The C-46 Solar Contractors classification is another high-risk class, and California is loaded with solar contractors up and down the state. According to the CSLB Description of Classifications:
A solar contractor installs, modifies, maintains, and repairs thermal and photovoltaic solar energy systems. A licensee classified in this section shall not undertake or perform building or construction trades, crafts, or skills, except when required to install a thermal or photovoltaic solar energy system.
Like many contractors who perform their work on raised platforms and on roofs of buildings, there is a significant risk for work-related injuries to employees and third-party injuries and property damage. Knowing this, solar contractors should be specifically mindful about their General Liability and Workers’ Compensation coverage. Fairbanks Insurance Brokers offers a specific package of coverages to help solar contractors transfer their risk to highly-rated insurance companies.
Here’s What We Recommend:
General Liability: Since most Solar Contractors perform services in buildings that are occupied at the time of installation or service, there is a substantial risk for bodily injury and property damage to third parties. Your general liability will provide financial protection in the event an action is brought against your company and will also pay for defense costs.
Workers’ Compensation: The state of California’s Licensing Board will not grant your solar business a license to do business unless you provide proof of workers’ compensation coverage. This policy will pay medical expenses and lost wages if an employee is injured on the job, and protect your business from employees suing for medical damages. Solar contractors should keep in mind that there are significant fines and penalties in place in the event your business is discovered working without this coverage.

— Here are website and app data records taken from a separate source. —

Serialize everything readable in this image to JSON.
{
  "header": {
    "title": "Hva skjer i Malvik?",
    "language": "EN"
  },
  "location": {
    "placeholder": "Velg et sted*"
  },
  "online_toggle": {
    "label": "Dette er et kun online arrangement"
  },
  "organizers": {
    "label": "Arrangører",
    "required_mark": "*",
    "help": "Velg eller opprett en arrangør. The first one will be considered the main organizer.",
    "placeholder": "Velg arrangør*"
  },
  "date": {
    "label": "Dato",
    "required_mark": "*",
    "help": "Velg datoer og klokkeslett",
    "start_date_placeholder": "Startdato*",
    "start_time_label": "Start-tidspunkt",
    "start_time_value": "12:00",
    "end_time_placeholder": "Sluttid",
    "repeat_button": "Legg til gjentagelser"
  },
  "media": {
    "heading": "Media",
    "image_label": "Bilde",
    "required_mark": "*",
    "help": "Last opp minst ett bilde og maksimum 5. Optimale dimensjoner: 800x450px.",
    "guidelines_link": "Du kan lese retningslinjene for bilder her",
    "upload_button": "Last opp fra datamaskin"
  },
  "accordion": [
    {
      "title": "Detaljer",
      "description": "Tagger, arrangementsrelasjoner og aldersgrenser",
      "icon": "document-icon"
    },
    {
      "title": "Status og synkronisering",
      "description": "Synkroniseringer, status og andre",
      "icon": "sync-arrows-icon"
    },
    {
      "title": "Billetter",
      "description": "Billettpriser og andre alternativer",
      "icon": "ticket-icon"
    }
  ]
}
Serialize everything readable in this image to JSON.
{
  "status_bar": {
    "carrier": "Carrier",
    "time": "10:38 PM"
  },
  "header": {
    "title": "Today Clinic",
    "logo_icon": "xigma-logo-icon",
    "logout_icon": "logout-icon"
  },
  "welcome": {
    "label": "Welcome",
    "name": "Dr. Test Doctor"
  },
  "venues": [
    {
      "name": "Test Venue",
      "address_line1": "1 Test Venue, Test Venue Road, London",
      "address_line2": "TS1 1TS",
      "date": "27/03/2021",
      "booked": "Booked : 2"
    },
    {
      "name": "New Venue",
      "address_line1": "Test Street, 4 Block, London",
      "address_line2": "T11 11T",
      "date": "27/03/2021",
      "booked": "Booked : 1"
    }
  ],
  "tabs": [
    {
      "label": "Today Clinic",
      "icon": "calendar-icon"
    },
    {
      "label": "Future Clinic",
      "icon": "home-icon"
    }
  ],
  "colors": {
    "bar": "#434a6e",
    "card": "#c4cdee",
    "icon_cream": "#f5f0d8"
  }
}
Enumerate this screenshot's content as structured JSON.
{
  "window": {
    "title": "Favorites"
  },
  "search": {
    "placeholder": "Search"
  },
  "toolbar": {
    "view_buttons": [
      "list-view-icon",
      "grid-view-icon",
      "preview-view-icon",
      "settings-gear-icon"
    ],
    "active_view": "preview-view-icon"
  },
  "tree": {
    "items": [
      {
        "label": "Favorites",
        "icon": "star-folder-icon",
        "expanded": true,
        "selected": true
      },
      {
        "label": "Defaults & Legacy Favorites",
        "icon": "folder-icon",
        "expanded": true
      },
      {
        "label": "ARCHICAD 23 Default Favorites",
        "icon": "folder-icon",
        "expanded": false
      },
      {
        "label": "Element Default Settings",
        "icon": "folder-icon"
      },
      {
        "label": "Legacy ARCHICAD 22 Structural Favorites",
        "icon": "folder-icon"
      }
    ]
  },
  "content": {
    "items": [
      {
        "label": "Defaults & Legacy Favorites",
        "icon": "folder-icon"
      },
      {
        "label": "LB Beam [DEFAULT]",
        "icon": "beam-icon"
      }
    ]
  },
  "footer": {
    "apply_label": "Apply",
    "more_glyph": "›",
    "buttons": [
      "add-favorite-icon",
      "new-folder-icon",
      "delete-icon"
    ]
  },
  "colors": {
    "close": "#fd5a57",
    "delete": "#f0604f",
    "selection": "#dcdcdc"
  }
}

Surety Bonds: A surety bond is required by the state and by most customers to provide a financial guarantee in the event your business does not complete a project according to the project terms and conditions, and it helps to guarantee that employees, subcontractors, and vendors are paid. : According to California’s Business and Professions Code Section 7071.6, a Contractor’s Bond must be in place before CSLB can issue an active license, reactivate an inactive license, or renew an active license.
Commercial Auto: Generally, all solar contractors will use light and heavy vehicles in the course of doing business. As a commercial business, contractors need to carry minimum limits of liability of at least $1 million and in many cases, up to $5 million. Your commercial auto coverage will also protect your vehicles if they damaged in an accident or other covered peril, or if they are stolen.
Tools & Equipment Coverage: Solar contractors typically use expensive special tools and equipment on the job. Having to replace damaged or stolen tools could create a significant loss for the contractor. With the Fairbanks Insurance tools and equipment program, your business would have financial protection in the event your business is forced to by replacement tools for your business.